This is another in our series of articles about data protection laws around the country. The focus for this post is on Alaska.
On June 19, 2008, Alaska became the 44th state with a breach notification law when then-Governor Sarah Palin signed HB 65, the Alaska Personal Information Protection Act (“Alaska Act”). Most of the Alaska Act became effective on July 1, 2009. The Alaska Act contains a number of articles, including ones on breach notification, credit report and credit score security freeze,protection of social security numbers, secure disposal of records, and truncation of printed card information.
With some variations, the Alaska Act’s breach notification provisions are similar to California’s SB 1386. A business or governmental agency must notify Alaska residents concerning security breaches compromising their “personal information.” A “breach of the security” means “any unauthorized acquisition, or reasonable belief of unauthorized acquisition, of personal information that compromises the security, confidentiality, or integrity of the personal information.” This definition is similar to that of SB 1386.
The Alaska Act’s breach notification differs from California’s SB 1386. For instance, the Alaska Act applies to “personal information in any form,” which includes paper information, while SB 1386 is limited to “computerized data.” In addition, no disclosure is necessary if, after investigation, “there is not a reasonable likelihood that harm to the consumers . . . has resulted or will result from the breach,” although the attorney general must still be informed of the breach.
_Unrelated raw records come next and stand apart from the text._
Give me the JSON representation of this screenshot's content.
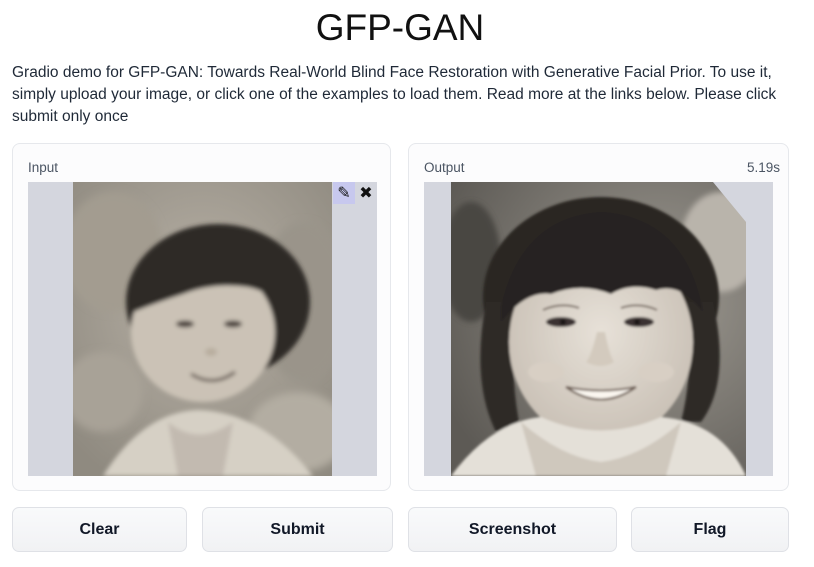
{
  "header": {
    "title": "GFP-GAN",
    "description": "Gradio demo for GFP-GAN: Towards Real-World Blind Face Restoration with Generative Facial Prior. To use it, simply upload your image, or click one of the examples to load them. Read more at the links below. Please click submit only once"
  },
  "input_panel": {
    "label": "Input",
    "edit_icon": "pencil-icon",
    "clear_icon": "close-icon"
  },
  "output_panel": {
    "label": "Output",
    "time": "5.19s"
  },
  "buttons": {
    "clear": "Clear",
    "submit": "Submit",
    "screenshot": "Screenshot",
    "flag": "Flag"
  }
}
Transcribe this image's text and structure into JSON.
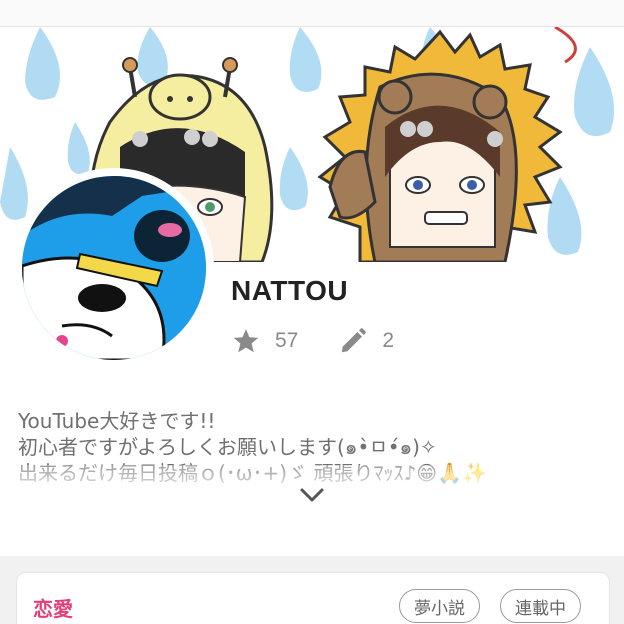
{
  "profile": {
    "username": "NATTOU",
    "stars": "57",
    "works": "2"
  },
  "icons": {
    "star": "star-icon",
    "pencil": "pencil-icon",
    "expand": "chevron-down-icon"
  },
  "bio": {
    "lines": [
      "YouTube大好きです!!",
      "初心者ですがよろしくお願いします(๑•̀ㅁ•́๑)✧",
      "出来るだけ毎日投稿ｏ(･ω･+)ゞ 頑張りﾏｯｽ♪😁🙏✨"
    ]
  },
  "work_card": {
    "category": "恋愛",
    "tags": [
      "夢小説",
      "連載中"
    ]
  },
  "colors": {
    "accent_category": "#e0407a",
    "stat_gray": "#8a8a8a",
    "avatar_blue": "#1e9ee8"
  }
}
The covered person must document this determination in writing and maintain the documentation for five years.
Finally, the Alaska Act has a more nuanced scope of coverage than SB 1386. It covers any person “doing business” (not necessarily in Alaska), “governmental agency,” or “person with more than 10 employees” that owns or licenses personal information about Alaska residents (called “information collectors”). “Information collectors” may include those who own the personal information and provide it under license to others, called “information distributors,” as well as those receiving the information under license, called “information recipients.” Presumably, “information distributors” and “information recipients” are involved in situations such as outsourcing, where a covered entity collects the information but provides it to a service provider. If a security breach affects an “information recipient,” then the duty to notify falls on the “information distributor,” although the information recipient must cooperate with the information distributor to make the notification.
The Alaska Act places various kinds of restrictions on communicating, printing, and transmitting Social Security Numbers. Subject to various exceptions, businesses may not request of collect an individual’s Social Security number. A person may also not sell Social Security numbers or disclose them to third parties, except for certain situations. A knowing violation of the Social Security Number protection provisions triggers a civil penalty of up to $3,000 and the statute creates a private right of action for knowing violations.
In addition, the Alaska Act requires that when businesses and governmental agencies dispose of records containing “personal information,” they must satisfy certain security requirements. Specifically, they must “take all reasonable measures necessary to protect against unauthorized access to or use of the records.” The statute gives examples of security measures, whichmay include shredding paper, erasure of electronic media “so that the personal information cannot practicably be read or reconstructed,” and using a third party specialist in records destruction under a written contract with the covered person. Similar to the Social Security protections, a knowing violation of this article triggers a civil penalty of up to $3,000. Individuals sustaining damages have a private right of action to recover damages for any violations (even violations not knowingly made).
Finally, the Alaska Act requires businesses accepting credit cards or debit cards to truncate card numbers displayed on printed receipts. They may not print more than the last four digits of the card number and may not print the card expiration date on the receipt.
 Alaska Stat. §§ 45.48.010-45.48.090.
 Id. §§ 45.48.100-45.48.290.
 Id. §§ 45.48.400-45.48.480.
 Id. §§ 45.48.500-45.48.590.
 Id. § 45.48.750.
 Cal. Civil. Code §§ 1798.29, 1798.82.
 Alaska Stat. § 45.48.010(a).
 Id. § 45.48.090(1).
 Alaska Stat. § 45.48.010(a).
 Id. § 45.48.010(c).
 Id. § 45.48.090(2), (4), (5), (6).
 Id. § 45.48.070(a).
 Alaska Stat. § 45.48.400.
 Id. § 45.48.410.
 Id. §§ 45.48.420-45.48.430.
 Id. § 45.48.480.
 Id. § 45.48.500.
 Id. § 45.48.510.
 Id. §§ 45.48.550-45.48.560.
 Id. § 45.48.750.